Be it festival time, birth celebration, marriage ceremony or funeral, homemade wine, beer and spirits have been an integral part of both regular tribal life as well as during festivals. During the Meghnath fair, a major festival that comes in November and December, they share beverages and sing folk songs to enjoy the mood. The use of Mahua wine, locally known as Gapai, is common among the tribesmen at various occasions. Salphi and Chhind Ras are also enjoyed.
Chhind Ras is the fresh juice of fruits of Indian date palm. It is consumed directly after collecting the sap. Also, the sap is fermented and distilled to obtain more concentrated brew. Lenda (rice beer) is one of the most important beverages, prepared by boiling equal amounts of rice, Kutki and Madia (Ragi) flour and then fermenting it for twenty-one days.
Aam (mango) is another favorite fruit of the Patalkot tribals used in preparing wine. To make wine from the fruit, mango juice is collected and poured in a big earthen pot. It is then kept in a dark room for twelve days. Often the fermented juice is distilled along with Gud (jaggery – a sugar popular in India). According to the tribals, mango juice is similar to grape juice in terms of sugar and acidity. For making white Aamiya (mango brew), fermentation of juice without mango skin is considered, whereas for red brew, the mango isn’t skinned before fermenting. Later, the skin is removed by filtering.
Peja is a very popular beverage among the Patalkot tribes. To prepare Peja, 100 grams of Corn Poppy flour is boiled in 2 liters of water. Salt is added to taste. Some tribesmen add Maize flour and curd to enhance its flavor. The whole mixture is then kept in a dark room for ten days to ferment. This is often served during the marriage ceremony. Gapai is another most commonly used local preparation. Mahua (Indian Honey tree) flowers are collected from the forest and with other ingredients, allowed to ferment for a few days, then distilled.
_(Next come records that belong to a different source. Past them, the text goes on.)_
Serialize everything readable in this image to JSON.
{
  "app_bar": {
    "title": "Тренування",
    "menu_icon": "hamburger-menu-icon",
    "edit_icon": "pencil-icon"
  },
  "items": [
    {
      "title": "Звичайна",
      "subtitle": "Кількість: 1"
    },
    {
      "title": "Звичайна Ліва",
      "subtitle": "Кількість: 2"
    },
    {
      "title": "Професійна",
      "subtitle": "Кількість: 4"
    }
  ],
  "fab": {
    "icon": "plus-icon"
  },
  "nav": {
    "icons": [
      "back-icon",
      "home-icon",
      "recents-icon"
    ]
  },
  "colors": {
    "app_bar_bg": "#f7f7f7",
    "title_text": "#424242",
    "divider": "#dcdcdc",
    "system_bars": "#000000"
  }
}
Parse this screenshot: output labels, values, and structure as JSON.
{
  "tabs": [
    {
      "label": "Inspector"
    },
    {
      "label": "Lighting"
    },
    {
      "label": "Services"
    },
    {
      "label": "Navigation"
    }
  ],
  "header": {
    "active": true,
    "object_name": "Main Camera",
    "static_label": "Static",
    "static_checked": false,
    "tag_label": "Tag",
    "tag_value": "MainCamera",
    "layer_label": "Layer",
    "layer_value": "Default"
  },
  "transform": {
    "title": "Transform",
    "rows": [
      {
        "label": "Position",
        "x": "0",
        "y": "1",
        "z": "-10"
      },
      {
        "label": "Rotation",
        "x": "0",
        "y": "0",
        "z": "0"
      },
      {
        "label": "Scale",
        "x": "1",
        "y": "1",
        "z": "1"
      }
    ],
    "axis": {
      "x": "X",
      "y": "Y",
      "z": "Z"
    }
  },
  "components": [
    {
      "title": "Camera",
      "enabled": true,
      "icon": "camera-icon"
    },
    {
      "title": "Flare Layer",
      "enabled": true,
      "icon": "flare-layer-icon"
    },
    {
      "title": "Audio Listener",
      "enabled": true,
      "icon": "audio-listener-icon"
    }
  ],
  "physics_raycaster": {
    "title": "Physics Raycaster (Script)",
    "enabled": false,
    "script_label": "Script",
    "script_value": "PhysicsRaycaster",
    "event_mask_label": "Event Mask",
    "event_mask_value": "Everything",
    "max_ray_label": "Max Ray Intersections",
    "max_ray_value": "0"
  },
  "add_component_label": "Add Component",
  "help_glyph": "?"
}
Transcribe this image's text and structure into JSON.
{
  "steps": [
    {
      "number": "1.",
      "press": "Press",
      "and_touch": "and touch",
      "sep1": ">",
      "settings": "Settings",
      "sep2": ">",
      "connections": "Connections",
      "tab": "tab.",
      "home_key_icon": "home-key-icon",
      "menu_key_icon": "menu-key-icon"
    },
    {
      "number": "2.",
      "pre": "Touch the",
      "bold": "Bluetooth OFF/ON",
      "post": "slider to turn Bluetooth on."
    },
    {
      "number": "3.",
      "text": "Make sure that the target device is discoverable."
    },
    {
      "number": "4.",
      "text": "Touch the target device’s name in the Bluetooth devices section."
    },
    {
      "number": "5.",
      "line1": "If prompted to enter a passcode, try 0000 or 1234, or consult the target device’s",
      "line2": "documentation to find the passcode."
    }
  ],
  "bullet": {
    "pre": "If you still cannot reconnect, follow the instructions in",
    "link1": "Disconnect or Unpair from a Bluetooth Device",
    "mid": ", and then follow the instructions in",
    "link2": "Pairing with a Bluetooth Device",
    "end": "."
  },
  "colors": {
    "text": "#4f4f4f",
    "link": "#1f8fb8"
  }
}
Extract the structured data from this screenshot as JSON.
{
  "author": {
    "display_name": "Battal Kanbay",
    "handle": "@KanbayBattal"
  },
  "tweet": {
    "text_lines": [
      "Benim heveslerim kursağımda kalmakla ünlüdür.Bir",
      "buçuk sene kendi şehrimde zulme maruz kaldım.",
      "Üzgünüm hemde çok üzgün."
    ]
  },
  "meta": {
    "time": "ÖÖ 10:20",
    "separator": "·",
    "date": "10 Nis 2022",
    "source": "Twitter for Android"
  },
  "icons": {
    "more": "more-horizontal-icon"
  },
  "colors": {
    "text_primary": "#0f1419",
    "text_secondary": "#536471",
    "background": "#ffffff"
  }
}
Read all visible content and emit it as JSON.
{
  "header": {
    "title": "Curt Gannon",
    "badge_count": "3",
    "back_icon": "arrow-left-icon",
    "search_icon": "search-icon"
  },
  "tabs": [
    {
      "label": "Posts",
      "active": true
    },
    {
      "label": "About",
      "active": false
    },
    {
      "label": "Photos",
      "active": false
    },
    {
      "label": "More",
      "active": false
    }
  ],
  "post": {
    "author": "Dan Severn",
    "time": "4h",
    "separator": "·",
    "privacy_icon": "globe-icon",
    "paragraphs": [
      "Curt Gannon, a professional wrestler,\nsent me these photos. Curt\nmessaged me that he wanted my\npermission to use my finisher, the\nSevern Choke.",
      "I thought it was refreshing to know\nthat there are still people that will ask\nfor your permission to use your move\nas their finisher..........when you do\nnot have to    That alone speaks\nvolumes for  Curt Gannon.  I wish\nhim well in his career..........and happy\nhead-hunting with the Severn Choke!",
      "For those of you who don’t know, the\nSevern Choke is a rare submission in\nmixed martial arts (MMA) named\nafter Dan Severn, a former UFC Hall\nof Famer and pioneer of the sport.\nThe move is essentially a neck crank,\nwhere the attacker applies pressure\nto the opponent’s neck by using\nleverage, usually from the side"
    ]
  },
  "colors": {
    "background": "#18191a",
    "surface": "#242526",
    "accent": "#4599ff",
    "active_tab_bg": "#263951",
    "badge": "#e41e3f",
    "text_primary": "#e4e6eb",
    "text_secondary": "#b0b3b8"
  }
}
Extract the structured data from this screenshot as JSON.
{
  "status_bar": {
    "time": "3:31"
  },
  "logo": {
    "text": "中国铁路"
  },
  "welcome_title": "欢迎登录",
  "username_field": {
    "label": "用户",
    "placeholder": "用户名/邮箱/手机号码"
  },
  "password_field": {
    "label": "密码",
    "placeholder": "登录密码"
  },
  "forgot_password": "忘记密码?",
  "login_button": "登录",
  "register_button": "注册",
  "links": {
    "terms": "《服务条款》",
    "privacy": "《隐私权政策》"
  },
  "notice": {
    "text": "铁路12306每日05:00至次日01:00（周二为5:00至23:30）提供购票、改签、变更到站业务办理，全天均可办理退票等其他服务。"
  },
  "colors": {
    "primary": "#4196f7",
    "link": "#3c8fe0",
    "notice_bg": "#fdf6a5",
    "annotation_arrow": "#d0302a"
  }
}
One very interesting but rare type of spirit, known as Kaveet daru, is part of a special event among the Bharias of Patalkot. Every year when there is a full moon night in the month of March, they serve Kaveet daru to everyone in the village. The ingredients for the preparation of Kaveet daru include: Kaveet (Wood Apple), mixed fruits such as lemon, orange, guava or Plum and Nau-sadar (sal ammoniac). The celebratory drink is made by mixing 10 Kg of jaggery (unrefined sugar from palm sap) and 20 liters of water in a large earthen pot and boiling the mixture for twenty minutes. Next, 5 kilograms of Kaveet and the other fruits are added to the boiling mixture. The ingredients are thoroughly mixed together and allowed to ferment for twelve to fourteen days in a cool dark room. Once the fermentation takes place, the pot is taken out and the mixture is boiled again for three hours. Finally, the mixture is then distilled by passing it through a water-cooled pipe and collected through a funnel into another pot and served.